++++ STORED DATA

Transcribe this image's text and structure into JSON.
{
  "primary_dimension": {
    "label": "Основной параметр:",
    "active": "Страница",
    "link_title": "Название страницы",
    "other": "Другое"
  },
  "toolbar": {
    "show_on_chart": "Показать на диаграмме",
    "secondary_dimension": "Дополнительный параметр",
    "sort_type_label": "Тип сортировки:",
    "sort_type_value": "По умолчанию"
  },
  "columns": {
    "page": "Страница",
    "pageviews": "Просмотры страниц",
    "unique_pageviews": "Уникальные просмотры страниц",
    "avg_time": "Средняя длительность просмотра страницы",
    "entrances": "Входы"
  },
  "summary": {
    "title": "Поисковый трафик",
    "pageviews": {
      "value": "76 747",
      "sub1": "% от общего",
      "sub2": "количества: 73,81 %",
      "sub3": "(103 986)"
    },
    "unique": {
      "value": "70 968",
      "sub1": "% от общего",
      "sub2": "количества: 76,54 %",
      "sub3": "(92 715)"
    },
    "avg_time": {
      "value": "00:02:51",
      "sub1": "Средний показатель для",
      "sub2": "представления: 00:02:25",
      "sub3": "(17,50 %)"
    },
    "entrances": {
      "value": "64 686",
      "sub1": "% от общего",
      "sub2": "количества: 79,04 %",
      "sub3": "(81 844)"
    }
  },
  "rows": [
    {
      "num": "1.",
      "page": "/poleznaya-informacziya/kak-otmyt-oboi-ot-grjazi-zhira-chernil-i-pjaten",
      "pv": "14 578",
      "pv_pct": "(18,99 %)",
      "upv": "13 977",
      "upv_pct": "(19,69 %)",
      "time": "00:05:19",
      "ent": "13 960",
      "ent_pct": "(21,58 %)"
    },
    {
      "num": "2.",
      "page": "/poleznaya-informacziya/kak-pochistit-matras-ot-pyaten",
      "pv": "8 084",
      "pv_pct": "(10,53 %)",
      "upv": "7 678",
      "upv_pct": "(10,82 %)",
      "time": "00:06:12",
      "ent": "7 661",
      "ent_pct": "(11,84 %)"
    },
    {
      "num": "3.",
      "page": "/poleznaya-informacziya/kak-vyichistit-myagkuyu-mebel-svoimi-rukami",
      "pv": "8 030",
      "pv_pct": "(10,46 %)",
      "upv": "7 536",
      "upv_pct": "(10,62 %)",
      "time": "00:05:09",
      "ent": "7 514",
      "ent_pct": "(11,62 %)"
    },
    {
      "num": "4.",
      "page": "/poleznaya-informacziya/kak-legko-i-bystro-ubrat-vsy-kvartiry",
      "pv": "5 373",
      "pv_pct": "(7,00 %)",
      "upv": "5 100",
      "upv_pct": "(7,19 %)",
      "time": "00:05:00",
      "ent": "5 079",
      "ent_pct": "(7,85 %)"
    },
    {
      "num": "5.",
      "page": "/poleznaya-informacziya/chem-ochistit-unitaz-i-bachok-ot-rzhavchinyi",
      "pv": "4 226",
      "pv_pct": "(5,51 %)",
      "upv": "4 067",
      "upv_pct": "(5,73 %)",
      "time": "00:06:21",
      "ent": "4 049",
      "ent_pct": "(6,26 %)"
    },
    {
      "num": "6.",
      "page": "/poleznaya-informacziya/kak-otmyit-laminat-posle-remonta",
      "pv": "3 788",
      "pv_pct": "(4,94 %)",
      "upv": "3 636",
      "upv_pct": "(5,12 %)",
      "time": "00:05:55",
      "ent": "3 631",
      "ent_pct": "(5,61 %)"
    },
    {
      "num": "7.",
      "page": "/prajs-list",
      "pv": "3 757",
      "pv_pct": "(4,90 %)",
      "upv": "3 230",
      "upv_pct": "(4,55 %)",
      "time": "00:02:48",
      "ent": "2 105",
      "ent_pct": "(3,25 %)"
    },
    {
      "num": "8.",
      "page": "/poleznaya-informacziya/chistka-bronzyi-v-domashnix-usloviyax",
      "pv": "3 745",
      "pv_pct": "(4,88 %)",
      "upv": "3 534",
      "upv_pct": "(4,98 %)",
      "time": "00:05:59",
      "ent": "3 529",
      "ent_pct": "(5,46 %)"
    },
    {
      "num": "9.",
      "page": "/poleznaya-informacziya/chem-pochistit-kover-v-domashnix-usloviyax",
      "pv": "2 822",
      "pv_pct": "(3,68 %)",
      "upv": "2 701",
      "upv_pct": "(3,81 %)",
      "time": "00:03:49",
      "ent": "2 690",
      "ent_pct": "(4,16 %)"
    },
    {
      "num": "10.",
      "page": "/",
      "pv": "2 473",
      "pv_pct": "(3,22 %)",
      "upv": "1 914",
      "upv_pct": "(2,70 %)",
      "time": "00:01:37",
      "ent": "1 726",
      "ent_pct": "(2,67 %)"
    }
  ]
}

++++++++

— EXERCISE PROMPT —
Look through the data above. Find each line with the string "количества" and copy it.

— RESPONSE AREA —
      "sub2": "количества: 73,81 %",
      "sub2": "количества: 76,54 %",
      "sub2": "количества: 79,04 %",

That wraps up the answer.